Celebrating Black Women in History ~ IV

Maggie Lena Walker quote

“Maggie Lena Walker (July 15, 1867-December 15, 1934) was an African-American teacher and businesswoman. Walker was the first female bank president of any race to charter a bank in the United States. As a leader, she achieved successes with the vision to make tangible improvements in the way of life for African Americans and women. Disabled by paralysis and limited to a wheelchair later in life, Walker also became an example for people with disabilities.”

http://www.gsgis.k12.va.us/

Advertisements

Celebrating Women in Black History ~ II

mae-jemison2

“Born October 17, 1956, in Decatur, Alabama, but considers Chicago, Illinois, to be her hometown.
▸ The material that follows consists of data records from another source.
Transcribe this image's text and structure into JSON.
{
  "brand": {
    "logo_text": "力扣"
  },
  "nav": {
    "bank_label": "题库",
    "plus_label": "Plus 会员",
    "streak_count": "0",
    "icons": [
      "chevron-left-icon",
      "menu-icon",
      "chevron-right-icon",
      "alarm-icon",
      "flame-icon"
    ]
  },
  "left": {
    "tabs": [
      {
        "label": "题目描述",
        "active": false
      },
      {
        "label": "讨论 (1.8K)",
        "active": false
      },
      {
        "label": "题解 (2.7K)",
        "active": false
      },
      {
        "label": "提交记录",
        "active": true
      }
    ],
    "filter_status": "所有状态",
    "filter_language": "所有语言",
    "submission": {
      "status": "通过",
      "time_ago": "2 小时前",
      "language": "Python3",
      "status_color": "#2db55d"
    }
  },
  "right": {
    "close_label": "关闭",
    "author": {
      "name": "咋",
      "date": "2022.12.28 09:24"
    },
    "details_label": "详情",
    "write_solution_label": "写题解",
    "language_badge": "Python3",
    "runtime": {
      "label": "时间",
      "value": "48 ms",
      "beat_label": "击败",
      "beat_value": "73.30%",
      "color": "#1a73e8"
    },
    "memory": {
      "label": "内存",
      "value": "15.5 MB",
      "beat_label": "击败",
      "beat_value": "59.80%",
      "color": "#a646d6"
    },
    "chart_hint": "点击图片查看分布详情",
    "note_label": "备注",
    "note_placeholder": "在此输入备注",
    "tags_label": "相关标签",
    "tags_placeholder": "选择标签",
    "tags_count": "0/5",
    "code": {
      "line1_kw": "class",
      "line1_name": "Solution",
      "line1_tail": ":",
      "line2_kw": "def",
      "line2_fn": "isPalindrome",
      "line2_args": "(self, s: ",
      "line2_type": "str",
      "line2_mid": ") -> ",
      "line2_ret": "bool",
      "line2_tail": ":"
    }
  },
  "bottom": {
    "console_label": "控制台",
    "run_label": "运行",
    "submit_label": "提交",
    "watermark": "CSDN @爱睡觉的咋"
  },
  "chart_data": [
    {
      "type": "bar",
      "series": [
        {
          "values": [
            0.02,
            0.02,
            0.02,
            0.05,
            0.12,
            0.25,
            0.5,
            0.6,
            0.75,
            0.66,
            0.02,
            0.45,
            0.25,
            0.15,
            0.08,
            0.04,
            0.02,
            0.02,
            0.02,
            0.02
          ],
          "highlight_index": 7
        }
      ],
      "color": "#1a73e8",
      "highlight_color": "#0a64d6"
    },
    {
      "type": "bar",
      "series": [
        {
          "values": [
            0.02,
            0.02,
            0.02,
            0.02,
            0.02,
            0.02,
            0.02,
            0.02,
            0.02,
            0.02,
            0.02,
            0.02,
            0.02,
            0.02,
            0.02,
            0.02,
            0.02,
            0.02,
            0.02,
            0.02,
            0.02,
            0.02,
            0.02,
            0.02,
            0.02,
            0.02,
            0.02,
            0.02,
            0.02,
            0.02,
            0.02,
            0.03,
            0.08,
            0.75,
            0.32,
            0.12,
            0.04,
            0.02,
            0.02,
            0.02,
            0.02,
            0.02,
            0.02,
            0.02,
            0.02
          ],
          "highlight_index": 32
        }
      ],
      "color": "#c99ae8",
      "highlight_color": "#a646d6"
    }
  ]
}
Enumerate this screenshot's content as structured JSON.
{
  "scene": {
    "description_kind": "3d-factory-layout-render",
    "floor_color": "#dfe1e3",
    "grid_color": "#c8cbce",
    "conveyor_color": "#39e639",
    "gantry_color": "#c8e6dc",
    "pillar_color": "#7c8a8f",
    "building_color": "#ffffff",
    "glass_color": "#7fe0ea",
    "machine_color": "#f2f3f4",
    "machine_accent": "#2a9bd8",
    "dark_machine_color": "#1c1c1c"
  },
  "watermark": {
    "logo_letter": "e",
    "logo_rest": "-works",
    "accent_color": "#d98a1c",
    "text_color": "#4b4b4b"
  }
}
Recreational interests include traveling, graphic arts, photography, sewing, skiing, collecting African Art, languages (Russian, Swahili, Japanese), weight training, has an extensive dance and exercise background and is an avid reader.

Graduated from Morgan Park High School, Chicago, Illinois, in 1973; received a bachelor of science degree in chemical engineering (and fulfilled the requirements for a B.A. in African and Afro-American Studies) from Stanford University in 1977, and a doctorate degree in medicine from Cornell University in 1981.

Mae Jemison became the first African American woman astronaut in 1987. She was a physician and scientist who also spent time with the Peace Corp. After Mae Jemison left NASA’s space program, she joined the staff of a medical school, and also runs her own technology firm. ”

http://www.jsc.nasa.gov/Bios/htmlbios/jemison-mc.html

Celebrating Women in Black History ~ I

Maya Angelou Quote

Maya Angelou

“Born on April 4th, 1928, in St. Louis, Missouri, Dr. Angelou was raised in St. Louis and Stamps, Arkansas. In Stamps, Dr. Angelou experienced the brutality of racial discrimination, but she also absorbed the unshakable faith and values of traditional African-American family, community, and culture.

As a teenager, Dr. Angelou’s love for the arts won her a scholarship to study dance and drama at San Francisco’s Labor School. At 14, she dropped out to become San Francisco’s first African-American female cable car conductor. She later finished high school, giving birth to her son, Guy, a few weeks after graduation. As a young single mother, she supported her son by working as a waitress and cook, however her passion for music, dance, performance, and poetry would soon take center stage…”

http://mayaangelou.com/